Welcome to our new weekly segment called, “How I Do History”!
As history lovers we all have a passion for the past, but not everyone has a degree in history. It got us thinking – wouldn’t it be fun to learn what people actually did with their history degree?
Today, I’d like to introduce to you, Amanda Thompson.
Throughout my career journey as a Historian for non-profit museums, the National Park Service and now owning my own consulting agency, I have “done History” in many ways. In this current job climate it is so important to be able to rely on the many skills that I learned through my B.A in History, however, I feel as if this degree has benefitted me in conjunction with my degree in Communications and Museum Studies.
I was lucky enough to know exactly what I wanted to be when I grew up—a Historian at Pearl Harbor. I attended California State University, Long Beach and geared my degree toward that future. I specialized in Oral Histories and found that my passion for history was really a passion for people.
Throughout my career, I have learned that a historian’s job can be widely interpreted depending on where and for whom you work. When I was hired as the Staff Historian at the Pearl Harbor National Memorial in 2010, I not only did the obvious duties of exhibit design, museum management, oral history collection and training interpretive staff, I was also appointed Public Affairs Officer, and coordinator for the annual commemorative events surrounding December 7. My degrees in History and Communications taught me how to gain the historical knowledge surrounding the attack on the island, but also how to effectively teach the visiting public, media and active duty military about the importance of the site.

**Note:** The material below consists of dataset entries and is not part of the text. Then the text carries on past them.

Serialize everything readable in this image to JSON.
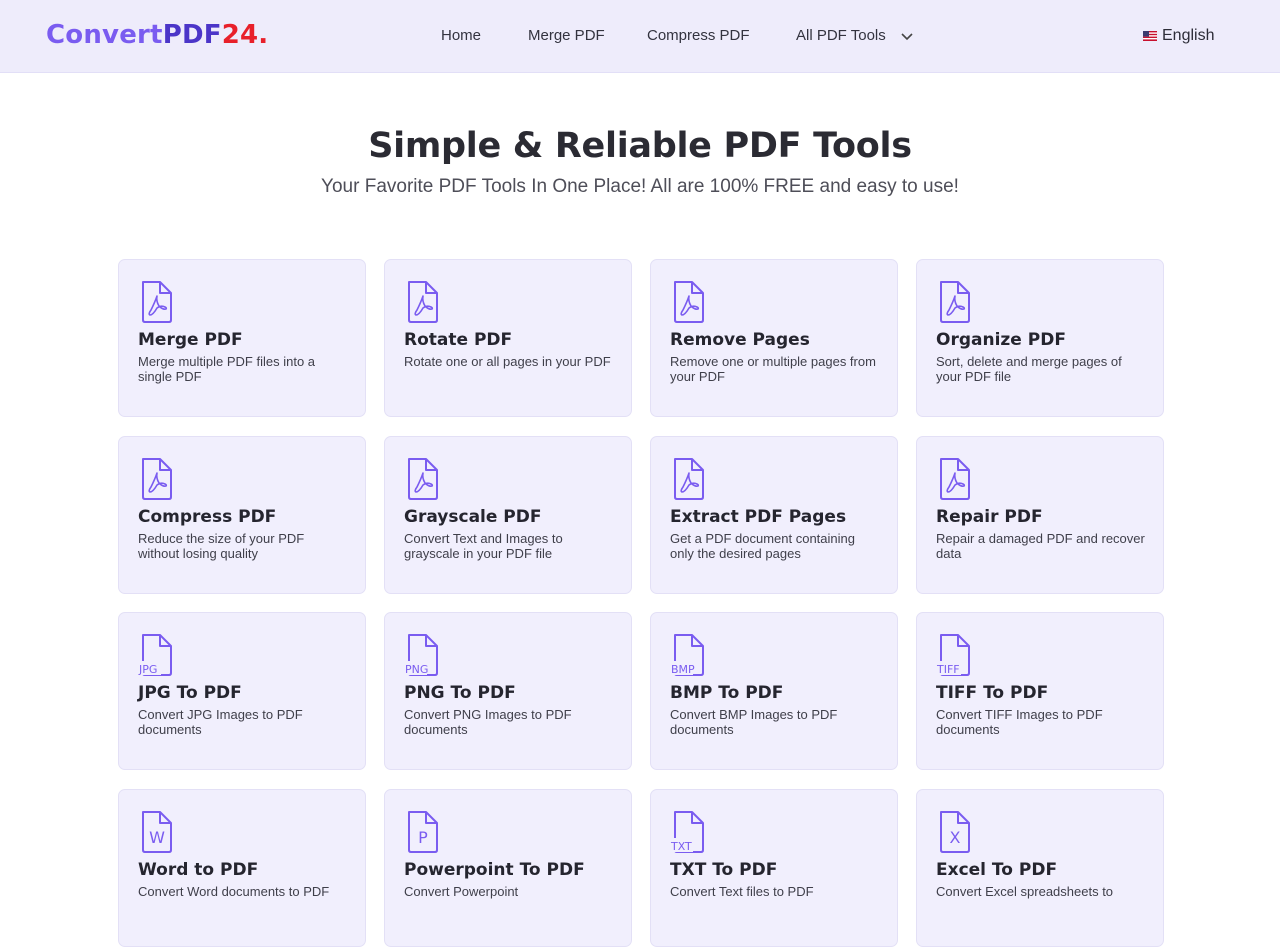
{
  "header": {
    "logo": {
      "part1": "Convert",
      "part2": "PDF",
      "part3": "24",
      "part4": "."
    },
    "nav": [
      {
        "label": "Home"
      },
      {
        "label": "Merge PDF"
      },
      {
        "label": "Compress PDF"
      },
      {
        "label": "All PDF Tools",
        "icon": "chevron-down-icon"
      }
    ],
    "language": {
      "label": "English",
      "icon": "us-flag-icon"
    }
  },
  "hero": {
    "title": "Simple & Reliable PDF Tools",
    "subtitle": "Your Favorite PDF Tools In One Place! All are 100% FREE and easy to use!"
  },
  "tools": [
    {
      "title": "Merge PDF",
      "desc": "Merge multiple PDF files into a single PDF",
      "icon": "pdf-file-icon"
    },
    {
      "title": "Rotate PDF",
      "desc": "Rotate one or all pages in your PDF",
      "icon": "pdf-file-icon"
    },
    {
      "title": "Remove Pages",
      "desc": "Remove one or multiple pages from your PDF",
      "icon": "pdf-file-icon"
    },
    {
      "title": "Organize PDF",
      "desc": "Sort, delete and merge pages of your PDF file",
      "icon": "pdf-file-icon"
    },
    {
      "title": "Compress PDF",
      "desc": "Reduce the size of your PDF without losing quality",
      "icon": "pdf-file-icon"
    },
    {
      "title": "Grayscale PDF",
      "desc": "Convert Text and Images to grayscale in your PDF file",
      "icon": "pdf-file-icon"
    },
    {
      "title": "Extract PDF Pages",
      "desc": "Get a PDF document containing only the desired pages",
      "icon": "pdf-file-icon"
    },
    {
      "title": "Repair PDF",
      "desc": "Repair a damaged PDF and recover data",
      "icon": "pdf-file-icon"
    },
    {
      "title": "JPG To PDF",
      "desc": "Convert JPG Images to PDF documents",
      "icon": "jpg-file-icon",
      "badge": "JPG"
    },
    {
      "title": "PNG To PDF",
      "desc": "Convert PNG Images to PDF documents",
      "icon": "png-file-icon",
      "badge": "PNG"
    },
    {
      "title": "BMP To PDF",
      "desc": "Convert BMP Images to PDF documents",
      "icon": "bmp-file-icon",
      "badge": "BMP"
    },
    {
      "title": "TIFF To PDF",
      "desc": "Convert TIFF Images to PDF documents",
      "icon": "tiff-file-icon",
      "badge": "TIFF"
    },
    {
      "title": "Word to PDF",
      "desc": "Convert Word documents to PDF",
      "icon": "word-file-icon",
      "badge": "W"
    },
    {
      "title": "Powerpoint To PDF",
      "desc": "Convert Powerpoint",
      "icon": "powerpoint-file-icon",
      "badge": "P"
    },
    {
      "title": "TXT To PDF",
      "desc": "Convert Text files to PDF",
      "icon": "txt-file-icon",
      "badge": "TXT"
    },
    {
      "title": "Excel To PDF",
      "desc": "Convert Excel spreadsheets to",
      "icon": "excel-file-icon",
      "badge": "X"
    }
  ],
  "colors": {
    "accent": "#7a5cf0",
    "logo_dark": "#4b35c8",
    "logo_red": "#e8202a",
    "card_bg": "#f1effd",
    "header_bg": "#eeecfb"
  }
}
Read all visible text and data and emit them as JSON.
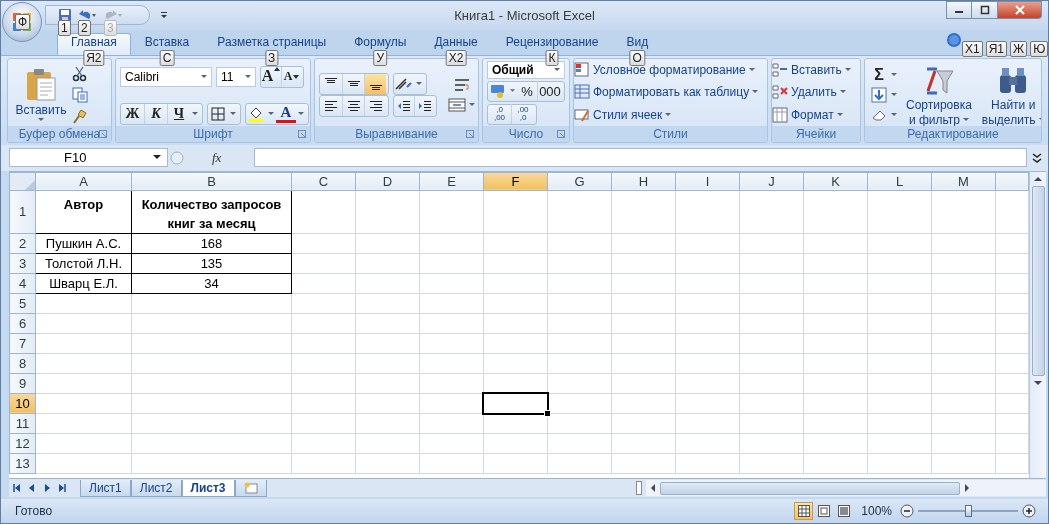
{
  "window": {
    "title": "Книга1 - Microsoft Excel",
    "office_button_keytip": "Ф"
  },
  "quick_access": [
    {
      "kind": "save",
      "keytip": "1",
      "disabled": false
    },
    {
      "kind": "undo",
      "keytip": "2",
      "disabled": false
    },
    {
      "kind": "redo",
      "keytip": "3",
      "disabled": true
    }
  ],
  "tabs": [
    {
      "label": "Главная",
      "keytip": "Я2",
      "selected": true
    },
    {
      "label": "Вставка",
      "keytip": "С",
      "selected": false
    },
    {
      "label": "Разметка страницы",
      "keytip": "З",
      "selected": false
    },
    {
      "label": "Формулы",
      "keytip": "У",
      "selected": false
    },
    {
      "label": "Данные",
      "keytip": "Х2",
      "selected": false
    },
    {
      "label": "Рецензирование",
      "keytip": "К",
      "selected": false
    },
    {
      "label": "Вид",
      "keytip": "О",
      "selected": false
    }
  ],
  "window_keytips": [
    "Х1",
    "Я1",
    "Ж",
    "Ю"
  ],
  "ribbon": {
    "clipboard": {
      "label": "Буфер обмена",
      "paste": "Вставить"
    },
    "font": {
      "label": "Шрифт",
      "font_name": "Calibri",
      "font_size": "11",
      "grow": "A",
      "shrink": "A",
      "bold": "Ж",
      "italic": "К",
      "underline": "Ч",
      "font_color": "A"
    },
    "alignment": {
      "label": "Выравнивание",
      "vertical": [
        {
          "kind": "top",
          "selected": false
        },
        {
          "kind": "middle",
          "selected": false
        },
        {
          "kind": "bottom",
          "selected": true
        }
      ],
      "horizontal": [
        {
          "kind": "left",
          "selected": false
        },
        {
          "kind": "center",
          "selected": false
        },
        {
          "kind": "right",
          "selected": false
        }
      ]
    },
    "number": {
      "label": "Число",
      "format": "Общий",
      "percent": "%",
      "thousands": "000",
      "decimals": [
        {
          "top": ",0",
          "bottom": ",00"
        },
        {
          "top": ",00",
          "bottom": ",0"
        }
      ]
    },
    "styles": {
      "label": "Стили",
      "items": [
        {
          "kind": "conditional",
          "label": "Условное форматирование"
        },
        {
          "kind": "table",
          "label": "Форматировать как таблицу"
        },
        {
          "kind": "cell",
          "label": "Стили ячеек"
        }
      ]
    },
    "cells": {
      "label": "Ячейки",
      "items": [
        {
          "kind": "insert",
          "label": "Вставить"
        },
        {
          "kind": "delete",
          "label": "Удалить"
        },
        {
          "kind": "format",
          "label": "Формат"
        }
      ]
    },
    "editing": {
      "label": "Редактирование",
      "sum": "Σ",
      "sort": [
        "Сортировка",
        "и фильтр"
      ],
      "find": [
        "Найти и",
        "выделить"
      ]
    }
  },
  "formula_bar": {
    "name_box": "F10",
    "fx": "fx"
  },
  "grid": {
    "columns": [
      {
        "label": "A",
        "selected": false
      },
      {
        "label": "B",
        "selected": false
      },
      {
        "label": "C",
        "selected": false
      },
      {
        "label": "D",
        "selected": false
      },
      {
        "label": "E",
        "selected": false
      },
      {
        "label": "F",
        "selected": true
      },
      {
        "label": "G",
        "selected": false
      },
      {
        "label": "H",
        "selected": false
      },
      {
        "label": "I",
        "selected": false
      },
      {
        "label": "J",
        "selected": false
      },
      {
        "label": "K",
        "selected": false
      },
      {
        "label": "L",
        "selected": false
      },
      {
        "label": "M",
        "selected": false
      }
    ],
    "row_headers": [
      {
        "label": "1",
        "selected": false
      },
      {
        "label": "2",
        "selected": false
      },
      {
        "label": "3",
        "selected": false
      },
      {
        "label": "4",
        "selected": false
      },
      {
        "label": "5",
        "selected": false
      },
      {
        "label": "6",
        "selected": false
      },
      {
        "label": "7",
        "selected": false
      },
      {
        "label": "8",
        "selected": false
      },
      {
        "label": "9",
        "selected": false
      },
      {
        "label": "10",
        "selected": true
      },
      {
        "label": "11",
        "selected": false
      },
      {
        "label": "12",
        "selected": false
      },
      {
        "label": "13",
        "selected": false
      }
    ],
    "cells": [
      [
        "Автор",
        "Количество запросов книг за месяц"
      ],
      [
        "Пушкин А.С.",
        "168"
      ],
      [
        "Толстой Л.Н.",
        "135"
      ],
      [
        "Шварц Е.Л.",
        "34"
      ]
    ]
  },
  "sheet_tabs": [
    {
      "label": "Лист1",
      "selected": false
    },
    {
      "label": "Лист2",
      "selected": false
    },
    {
      "label": "Лист3",
      "selected": true
    }
  ],
  "status_bar": {
    "status": "Готово",
    "views": [
      {
        "kind": "normal",
        "selected": true
      },
      {
        "kind": "layout",
        "selected": false
      },
      {
        "kind": "page_break",
        "selected": false
      }
    ],
    "zoom": "100%",
    "zoom_slider": {
      "level": 0.5
    }
  }
}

The study of Pearl Harbor and the Pacific War often falls on military historians to relay details of battle strategy, weapons, and tactics used by both sides. As I gained confidence as a Historian, I began implementing more social and cultural history into the site and into the training I coordinated. I relied heavily on the over 800 oral histories in the museum’s collection to use first hand accounts of the battles in the Pacific. I find being able to look into someone’s eyes as they recall their life, even through a screen, tells the story much more eloquently and creates more of a human connection.
As a Historian for the National Park Service at such a well-known military base, I also “did” history by working closely with the active duty military on the island. Oahu is unique in that it hosts all five branches of the military and the history and traditions of those branches are echoed still throughout the island. Base commanders rely heavily on the National Park Service to teach and relay the importance of the military to not only the service members stationed there, but to the locals as well. As a military spouse, this was one of my favorite parts of the job and greatest honors of my life.
As with most military families, we moved away from the island in 2015 and I was faced with reexamining how both my education and experience could translate into another job opportunity this time in San Diego, California. I worked for the USS Midway Museum as an event manager, and for the Armed Services YMCA as a program coordinator for wounded veterans. Each position required me to call on what I had learned in my previous job and allowed me the opportunity to teach people the importance of preserving history especially for those of the Greatest Generation.
In 2018, I felt confident enough in my abilities to begin consulting for an organization that I had worked closely with in the past and had a connection to my Pearl Harbor dream job. Pacific Historic Parks, the cooperating association to the Pearl Harbor National Memorial, contracted me to manage and grow their oral history collection. I travelled around the United States interviewing Pearl Harbor Survivors and Pacific War veterans and added their stories to the vast collection. I also organized, digitized and created a digital portal to provide public access to the interviews, some of which had never been seen by the families. As the oral history collection became easier to maintain, I was also asked to become a regular contributor to their quarterly journal, consult on digital engagement for donors and create digital and social media content for the organization.
Since Covid-19 shut down many museums and organizations, my business did take a hit as did many others. However in June 2020, I used the opportunity to officially launch Thompson Consulting and since then have gained several clients. I focus on exhibit design, oral history collection management, interpretive program development and storytelling, both in film and television. Currently, I am working with a military organization on an exhibit design for a temporary space in a major museum as well as working as a research and oral history consultant on a documentary film on the Philippines Campaign during WWII. The pandemic has allowed me to once again, reexamine my education and experience and seek consulting opportunities that I can be passionate about. I draw upon my research and writing skills the most within my current position and rely heavily on what I learned in the Museum Studies field. I am constantly examining exhibits, keeping up with the latest oral history trends and connecting with others in the museum and history field to ensure that I am continuing to preserve history in the most efficient, engaging and unique ways.
For anyone looking to get into the History field, I highly encourage a double major or minoring in a field like Communications. It has been so beneficial for me to be able to communicate effectively what I am writing about in journals and essays. The greatest advice I learned early on in my career was to be able to pivot and network within this field so that opportunities are never far away.
Building my resume and gaining education and experience along the way has provided me the opportunity and confidence to become an entrepreneur in the history field. Doing history has looked like many things for me, but it all comes down to preserving the stories of people and sharing those stories with the world. Now, as the owner of Thompson Consulting, I am able to focus on this passion and use my skills to promote the importance of those who served our country.